A good security training and awareness program is one of, if not the most important part of any effective information security program. After all, people are the ones that cause security problems in the first place and, ultimately, people are the ones that have to deal with them. Not to mention the fact that people are twice as likely to detect security problems and breaches as any automated system. Doesn’t it make sense that you should do everything in your power to ensure that all of your people are behind you in your security efforts? That they are provided with the knowledge and the tools they need to understand information security and what their responsibilities are towards it? That they are aware of how devastating an information security incident can be to the company, and consequently, how devastating it can be to them personally? Well, you’re not going to get that from having them read the policy book as new hires and then hold a two hour class six or twelve months later!
And that is traditionally how information security is dealt with in most companies. All enthusiasm for the process is absent, too. They don’t want to do this training! It costs them time and money! The only reason most companies provide any security training outside of the very basics is because of their need to comply with some regulation or another. So what you end up with is a whole group of undertrained and unenthusiastic employees. And these employees become, in turn, the very kind of security liabilities that you are trying to avoid in the first place! So why not turn them into security assets instead? You have to provide them with some security training anyway, so why not give it that extra little “oomph” you need to make it worth your while to do?
How do you go about that you may ask? Here are some tips:
1. Make sure that they understand what an information security incident or anomaly looks like. Make sure that they know all about social engineering techniques and how Malware is spread. Give them some tips on how to recognize bogus websites, phishing emails and bogus phone calls. Let them know some of the things they can expect to see if there is a virus present on their machines. And don’t use just one format to provide them with this information. Use every method you can think of! There are many formats for security and awareness training to choose from. Group assemblies with speakers and PowerPoint presentations, lunch and learns, training days, self directed web based learning, directed webinars, security documents, email reminders, posters and pamphlets, podcasts, departmental meetings, discussion groups and many more. And make sure that management personnel, especially top management personnel, make it clear how important this task is and how much it means to them and the company. Without this support, your efforts will go nowhere.
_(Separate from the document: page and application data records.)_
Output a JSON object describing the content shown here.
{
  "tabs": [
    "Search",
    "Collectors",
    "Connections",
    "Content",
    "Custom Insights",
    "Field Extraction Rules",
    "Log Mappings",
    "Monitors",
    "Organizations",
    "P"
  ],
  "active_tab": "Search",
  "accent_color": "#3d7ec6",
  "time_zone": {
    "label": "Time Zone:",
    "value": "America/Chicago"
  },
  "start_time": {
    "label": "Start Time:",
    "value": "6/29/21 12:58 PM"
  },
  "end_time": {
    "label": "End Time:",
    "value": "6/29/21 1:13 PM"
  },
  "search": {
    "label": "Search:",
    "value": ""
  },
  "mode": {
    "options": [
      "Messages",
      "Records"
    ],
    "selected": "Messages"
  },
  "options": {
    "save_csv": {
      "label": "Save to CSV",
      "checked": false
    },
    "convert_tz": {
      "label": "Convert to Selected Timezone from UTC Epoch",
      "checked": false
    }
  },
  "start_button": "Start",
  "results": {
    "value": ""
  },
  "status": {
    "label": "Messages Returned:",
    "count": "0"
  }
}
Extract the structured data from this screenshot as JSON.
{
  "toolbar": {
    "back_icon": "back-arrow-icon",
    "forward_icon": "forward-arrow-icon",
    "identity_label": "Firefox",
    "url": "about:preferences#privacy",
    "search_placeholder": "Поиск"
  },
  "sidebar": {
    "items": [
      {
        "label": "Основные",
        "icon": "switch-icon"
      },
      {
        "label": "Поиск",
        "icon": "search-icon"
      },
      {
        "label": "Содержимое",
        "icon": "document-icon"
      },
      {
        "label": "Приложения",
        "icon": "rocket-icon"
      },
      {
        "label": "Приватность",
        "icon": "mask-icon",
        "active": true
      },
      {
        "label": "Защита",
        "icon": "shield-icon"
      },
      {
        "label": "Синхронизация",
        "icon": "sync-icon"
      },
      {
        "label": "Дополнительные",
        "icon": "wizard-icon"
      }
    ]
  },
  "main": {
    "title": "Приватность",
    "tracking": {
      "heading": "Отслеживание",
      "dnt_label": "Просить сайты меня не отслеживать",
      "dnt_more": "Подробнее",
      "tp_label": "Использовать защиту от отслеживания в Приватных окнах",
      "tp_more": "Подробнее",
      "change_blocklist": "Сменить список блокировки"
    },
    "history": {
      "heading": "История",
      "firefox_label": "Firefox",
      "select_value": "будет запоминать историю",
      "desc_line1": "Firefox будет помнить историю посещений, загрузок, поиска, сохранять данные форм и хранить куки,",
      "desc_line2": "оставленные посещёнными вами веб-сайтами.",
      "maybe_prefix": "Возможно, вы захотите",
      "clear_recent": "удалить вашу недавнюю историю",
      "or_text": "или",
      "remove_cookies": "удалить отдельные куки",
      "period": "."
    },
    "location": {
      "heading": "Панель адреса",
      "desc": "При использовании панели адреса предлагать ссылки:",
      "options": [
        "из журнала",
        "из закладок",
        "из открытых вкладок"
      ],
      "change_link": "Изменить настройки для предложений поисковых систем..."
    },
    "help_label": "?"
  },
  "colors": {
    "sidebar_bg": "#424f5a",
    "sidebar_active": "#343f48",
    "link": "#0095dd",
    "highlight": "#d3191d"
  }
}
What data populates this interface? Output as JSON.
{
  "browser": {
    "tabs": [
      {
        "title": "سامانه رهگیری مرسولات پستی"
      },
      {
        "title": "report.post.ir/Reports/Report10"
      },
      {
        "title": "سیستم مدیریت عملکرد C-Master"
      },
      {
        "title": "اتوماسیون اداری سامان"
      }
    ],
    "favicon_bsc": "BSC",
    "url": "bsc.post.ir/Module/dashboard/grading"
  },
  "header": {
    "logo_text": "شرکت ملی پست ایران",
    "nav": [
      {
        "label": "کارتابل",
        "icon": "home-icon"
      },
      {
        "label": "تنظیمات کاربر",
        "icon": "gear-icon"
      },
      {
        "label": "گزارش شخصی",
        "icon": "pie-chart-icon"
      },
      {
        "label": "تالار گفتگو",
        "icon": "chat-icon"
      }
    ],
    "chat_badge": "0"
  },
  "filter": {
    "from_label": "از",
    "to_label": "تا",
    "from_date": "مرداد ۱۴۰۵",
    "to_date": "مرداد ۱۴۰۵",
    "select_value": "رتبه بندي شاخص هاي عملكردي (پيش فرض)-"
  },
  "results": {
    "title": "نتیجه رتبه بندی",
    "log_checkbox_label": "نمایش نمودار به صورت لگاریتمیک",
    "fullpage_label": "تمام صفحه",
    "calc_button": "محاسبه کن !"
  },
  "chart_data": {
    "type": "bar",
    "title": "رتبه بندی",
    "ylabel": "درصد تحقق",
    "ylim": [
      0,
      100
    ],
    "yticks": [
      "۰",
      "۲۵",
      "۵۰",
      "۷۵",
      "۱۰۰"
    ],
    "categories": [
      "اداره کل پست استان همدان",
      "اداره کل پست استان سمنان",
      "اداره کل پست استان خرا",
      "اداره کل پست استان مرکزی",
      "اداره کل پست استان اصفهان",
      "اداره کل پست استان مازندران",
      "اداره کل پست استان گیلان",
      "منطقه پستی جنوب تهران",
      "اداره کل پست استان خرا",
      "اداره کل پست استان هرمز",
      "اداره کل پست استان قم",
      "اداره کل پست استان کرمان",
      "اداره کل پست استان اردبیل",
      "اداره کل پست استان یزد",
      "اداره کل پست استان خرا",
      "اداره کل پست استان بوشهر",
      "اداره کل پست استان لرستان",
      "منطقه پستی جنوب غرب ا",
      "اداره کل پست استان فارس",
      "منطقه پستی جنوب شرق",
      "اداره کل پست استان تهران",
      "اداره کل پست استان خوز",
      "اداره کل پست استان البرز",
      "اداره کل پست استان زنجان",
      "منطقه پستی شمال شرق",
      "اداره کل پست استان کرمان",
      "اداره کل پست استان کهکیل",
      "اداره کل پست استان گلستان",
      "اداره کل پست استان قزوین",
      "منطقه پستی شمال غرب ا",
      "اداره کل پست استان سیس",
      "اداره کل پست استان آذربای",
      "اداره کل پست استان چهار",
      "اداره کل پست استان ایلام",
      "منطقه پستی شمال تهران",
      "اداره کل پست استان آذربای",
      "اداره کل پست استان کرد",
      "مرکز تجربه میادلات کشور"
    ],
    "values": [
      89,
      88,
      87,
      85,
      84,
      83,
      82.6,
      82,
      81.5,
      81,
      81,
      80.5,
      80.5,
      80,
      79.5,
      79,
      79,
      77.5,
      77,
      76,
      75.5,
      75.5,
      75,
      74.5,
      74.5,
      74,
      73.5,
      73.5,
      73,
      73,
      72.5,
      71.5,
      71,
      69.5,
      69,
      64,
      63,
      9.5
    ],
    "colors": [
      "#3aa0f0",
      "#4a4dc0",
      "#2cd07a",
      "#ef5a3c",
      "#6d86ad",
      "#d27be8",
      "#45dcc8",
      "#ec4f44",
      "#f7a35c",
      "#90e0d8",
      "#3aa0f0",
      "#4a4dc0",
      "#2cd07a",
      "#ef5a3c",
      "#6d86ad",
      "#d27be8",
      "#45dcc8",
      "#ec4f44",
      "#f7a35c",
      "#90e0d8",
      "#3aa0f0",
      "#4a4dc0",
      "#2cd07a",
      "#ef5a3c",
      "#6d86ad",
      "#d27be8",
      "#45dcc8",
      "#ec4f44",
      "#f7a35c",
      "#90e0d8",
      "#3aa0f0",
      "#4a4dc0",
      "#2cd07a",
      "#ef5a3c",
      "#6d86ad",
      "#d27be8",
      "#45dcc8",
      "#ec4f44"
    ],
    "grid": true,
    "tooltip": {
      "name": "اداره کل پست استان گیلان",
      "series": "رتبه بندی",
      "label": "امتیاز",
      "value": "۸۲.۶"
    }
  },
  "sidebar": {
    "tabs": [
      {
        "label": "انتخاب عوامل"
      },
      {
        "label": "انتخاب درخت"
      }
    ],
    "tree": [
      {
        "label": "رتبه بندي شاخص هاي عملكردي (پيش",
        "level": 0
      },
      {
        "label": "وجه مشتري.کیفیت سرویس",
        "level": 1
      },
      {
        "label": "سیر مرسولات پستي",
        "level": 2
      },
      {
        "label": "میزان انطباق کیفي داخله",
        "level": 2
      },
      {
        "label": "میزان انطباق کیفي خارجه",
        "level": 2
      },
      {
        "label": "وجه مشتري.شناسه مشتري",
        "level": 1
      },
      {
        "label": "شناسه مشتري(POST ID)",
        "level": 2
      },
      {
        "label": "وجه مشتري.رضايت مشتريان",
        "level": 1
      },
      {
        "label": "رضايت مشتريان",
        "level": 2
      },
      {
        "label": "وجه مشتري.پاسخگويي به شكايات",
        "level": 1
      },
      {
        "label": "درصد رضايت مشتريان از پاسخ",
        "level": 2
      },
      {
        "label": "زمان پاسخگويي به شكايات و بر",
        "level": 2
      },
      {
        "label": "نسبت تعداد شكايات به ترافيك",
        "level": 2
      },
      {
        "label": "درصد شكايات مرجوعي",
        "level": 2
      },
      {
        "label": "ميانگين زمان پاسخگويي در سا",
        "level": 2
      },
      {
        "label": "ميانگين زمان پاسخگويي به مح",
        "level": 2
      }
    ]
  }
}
2. Give your people incentives that make them want to participate in the information security program. One method is to simply ask for their help. Make sure your employees understand how important the participation of each and every one of them is to the effort. People often respond very favorably to such requests. Whereas if they are simply told that they must do it, they are much more likely to be unconcerned and uncooperative. Another way is to provide them with rewards for active participation in the program. Put the names of employees who have reported security issues in a hat and have a monthly drawing for a prize or a day off. Give these people a free lunch. Give them the best parking spot in the lot for a month. I’m sure you can think of a dozen other ways to reward your employees for participating in the program. Or simply post the picture of the employee on a bulletin board or internal web page or recognize their accomplishments at group meetings. Everybody really likes to be recognized for doing a good job!
The whole idea is to turn your personnel into “net cops”. If you can do that, you can turn your own people into the best IDS system there is, and for a lot less money than you would spend on machines or hosted services…or for cleaning up a security incident!